I was talking with a friend a few weeks ago about relationships – particularly about his singleness. He’d been in a relationship for 4 years until six months ago when it unfortunately ended. As we chatted he reflected how that in the 4 years of relationship he’d become quite an insular and ‘coupley’ (his word) person. He didn’t go out to places where single people hung out and he’d spent less time with single friends. The challenge he faces is to ‘get out there and meet someone’ (his words). This means going to places that he’s not gone before, getting out of his comfort zone and meeting new people.
It strikes me that in order to build relationships with other bloggers that you need to put yourself in a position where it’ll be possible to meet them. Many of us as bloggers can become quite comfortable in the blogging cliques that we belong to – we know a handful other bloggers that have a similar interest to us and are quite content to let this be our ‘network’.
Whilst this might be fine – I wonder if we limit our potential by such an insular approach – do we run the risk of becoming a little stale? Perhaps meeting some new bloggers might bring a freshness to our blogging?
When I started ProBlogger.net I decided to get out of the rut I was in as a blogger in only interacting with a select group of other bloggers. Here is two things I did to meet some new people: [Read more...]
Do you remember Michael Buffington who back in Febuary started a grand experiment in blogging for dollars by starting the Asbestos Blog – a blog designed for the one intention of making money from a blog with a topic which is always touted as attracting high paying Adsense Ads?
Stephen Baker from Business Week Blog does a follow up post on the grand experiment and tracks how it fared after the initial burst of traffic from those attacking Michael for blatantly using his blog to chase a quick buck. Stephen writes:
‘Check out his site today and you see that the last post was in mid March. Buffington has backburnered it. Turns out that blogging for bucks, he says, “was really hard work.” That might be the most useful lesson his experiment leaves behind. In the initial burst of publicity, he was picked up by Slashdot and traffic rocketed. But as the weeks wore on, he was spending lots and lots of time trying to be the definitive guide to things asbestos, and traffic trailed off.
“There aren’t that many people who want to visit an asbestos site,” he says.’
It’s a good lesson for all Pro Bloggers wanting to explore niche blogging and illustrates that when choosing a topic it’s important to look for high paying keywords.
Also worth considering are factors like:
- Will you be able to sustain writing on your chosen topic in the long term – are you interested enough in the topic to write on it every day?

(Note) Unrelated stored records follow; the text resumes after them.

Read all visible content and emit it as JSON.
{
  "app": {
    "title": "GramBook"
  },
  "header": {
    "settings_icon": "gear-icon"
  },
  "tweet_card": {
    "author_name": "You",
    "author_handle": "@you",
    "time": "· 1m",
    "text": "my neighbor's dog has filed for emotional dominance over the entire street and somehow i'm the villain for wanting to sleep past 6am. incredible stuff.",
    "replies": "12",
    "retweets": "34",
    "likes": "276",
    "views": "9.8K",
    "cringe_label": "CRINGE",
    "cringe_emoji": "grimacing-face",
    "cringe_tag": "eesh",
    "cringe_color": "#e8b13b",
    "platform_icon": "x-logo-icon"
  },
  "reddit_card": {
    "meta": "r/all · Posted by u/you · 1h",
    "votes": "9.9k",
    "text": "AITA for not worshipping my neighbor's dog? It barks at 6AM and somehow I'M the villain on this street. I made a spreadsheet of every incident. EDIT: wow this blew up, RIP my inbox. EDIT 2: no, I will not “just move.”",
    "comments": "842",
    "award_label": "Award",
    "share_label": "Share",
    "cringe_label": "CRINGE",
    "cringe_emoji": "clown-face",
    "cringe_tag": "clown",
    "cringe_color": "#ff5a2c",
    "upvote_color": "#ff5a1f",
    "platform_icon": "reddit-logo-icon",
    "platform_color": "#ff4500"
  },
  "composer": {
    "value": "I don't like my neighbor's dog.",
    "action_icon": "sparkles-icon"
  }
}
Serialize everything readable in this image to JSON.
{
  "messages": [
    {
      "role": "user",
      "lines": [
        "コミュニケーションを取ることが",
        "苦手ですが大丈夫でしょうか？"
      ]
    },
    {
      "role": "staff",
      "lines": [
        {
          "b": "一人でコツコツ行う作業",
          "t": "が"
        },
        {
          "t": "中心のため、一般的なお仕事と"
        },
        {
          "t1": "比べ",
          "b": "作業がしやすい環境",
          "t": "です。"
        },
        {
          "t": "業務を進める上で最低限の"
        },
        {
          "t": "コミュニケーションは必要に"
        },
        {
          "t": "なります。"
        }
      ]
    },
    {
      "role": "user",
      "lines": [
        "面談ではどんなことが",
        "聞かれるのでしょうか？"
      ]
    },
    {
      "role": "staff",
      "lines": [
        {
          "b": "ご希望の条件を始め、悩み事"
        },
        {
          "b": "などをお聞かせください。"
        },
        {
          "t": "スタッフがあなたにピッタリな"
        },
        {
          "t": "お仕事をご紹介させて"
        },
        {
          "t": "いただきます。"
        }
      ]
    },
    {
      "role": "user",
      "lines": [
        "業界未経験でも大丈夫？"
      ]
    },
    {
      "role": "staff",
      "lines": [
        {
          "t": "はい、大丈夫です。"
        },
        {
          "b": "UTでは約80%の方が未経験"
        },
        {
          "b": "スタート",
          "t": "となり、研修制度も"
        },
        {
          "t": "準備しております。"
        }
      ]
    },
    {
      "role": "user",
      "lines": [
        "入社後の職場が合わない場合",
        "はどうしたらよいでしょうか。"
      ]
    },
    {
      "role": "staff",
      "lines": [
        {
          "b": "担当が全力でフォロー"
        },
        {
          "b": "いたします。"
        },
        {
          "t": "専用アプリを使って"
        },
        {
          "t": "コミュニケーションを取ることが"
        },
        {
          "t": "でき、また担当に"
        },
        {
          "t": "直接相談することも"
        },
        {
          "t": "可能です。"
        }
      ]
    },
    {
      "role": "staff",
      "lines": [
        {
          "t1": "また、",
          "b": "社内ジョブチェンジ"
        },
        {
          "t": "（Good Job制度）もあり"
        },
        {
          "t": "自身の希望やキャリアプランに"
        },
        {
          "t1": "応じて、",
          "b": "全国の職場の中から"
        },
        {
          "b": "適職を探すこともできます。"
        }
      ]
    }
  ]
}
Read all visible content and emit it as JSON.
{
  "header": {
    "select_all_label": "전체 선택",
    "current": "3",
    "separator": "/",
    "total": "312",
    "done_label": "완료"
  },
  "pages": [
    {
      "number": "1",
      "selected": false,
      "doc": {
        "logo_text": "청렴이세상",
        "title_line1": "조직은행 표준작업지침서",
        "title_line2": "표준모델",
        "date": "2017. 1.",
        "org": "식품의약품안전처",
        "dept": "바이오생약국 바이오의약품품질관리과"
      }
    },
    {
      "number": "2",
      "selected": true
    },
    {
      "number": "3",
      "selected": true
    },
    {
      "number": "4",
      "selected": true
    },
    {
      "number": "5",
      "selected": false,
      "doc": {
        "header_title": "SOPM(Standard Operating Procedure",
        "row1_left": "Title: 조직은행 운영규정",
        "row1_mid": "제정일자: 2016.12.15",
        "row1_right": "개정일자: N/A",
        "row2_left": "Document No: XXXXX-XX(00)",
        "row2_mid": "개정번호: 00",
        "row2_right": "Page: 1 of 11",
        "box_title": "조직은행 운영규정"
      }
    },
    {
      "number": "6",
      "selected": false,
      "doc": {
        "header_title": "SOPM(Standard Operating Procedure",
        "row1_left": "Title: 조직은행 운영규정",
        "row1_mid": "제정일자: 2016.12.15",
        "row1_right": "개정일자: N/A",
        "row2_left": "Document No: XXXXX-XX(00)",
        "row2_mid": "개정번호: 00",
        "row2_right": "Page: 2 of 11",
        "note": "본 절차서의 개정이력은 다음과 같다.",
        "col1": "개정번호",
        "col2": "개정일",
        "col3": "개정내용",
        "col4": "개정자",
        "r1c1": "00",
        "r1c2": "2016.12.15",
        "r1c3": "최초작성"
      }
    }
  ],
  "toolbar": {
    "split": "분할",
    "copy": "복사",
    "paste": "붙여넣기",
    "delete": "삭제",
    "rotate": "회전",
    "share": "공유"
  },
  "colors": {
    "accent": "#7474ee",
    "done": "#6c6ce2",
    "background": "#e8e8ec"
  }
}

- Is there a market for your content (ie do people search for it?)
- How many others are writing on the topic? (high paying ads tend to have a lot of competition which makes it hard to get highly ranked in Search Engines.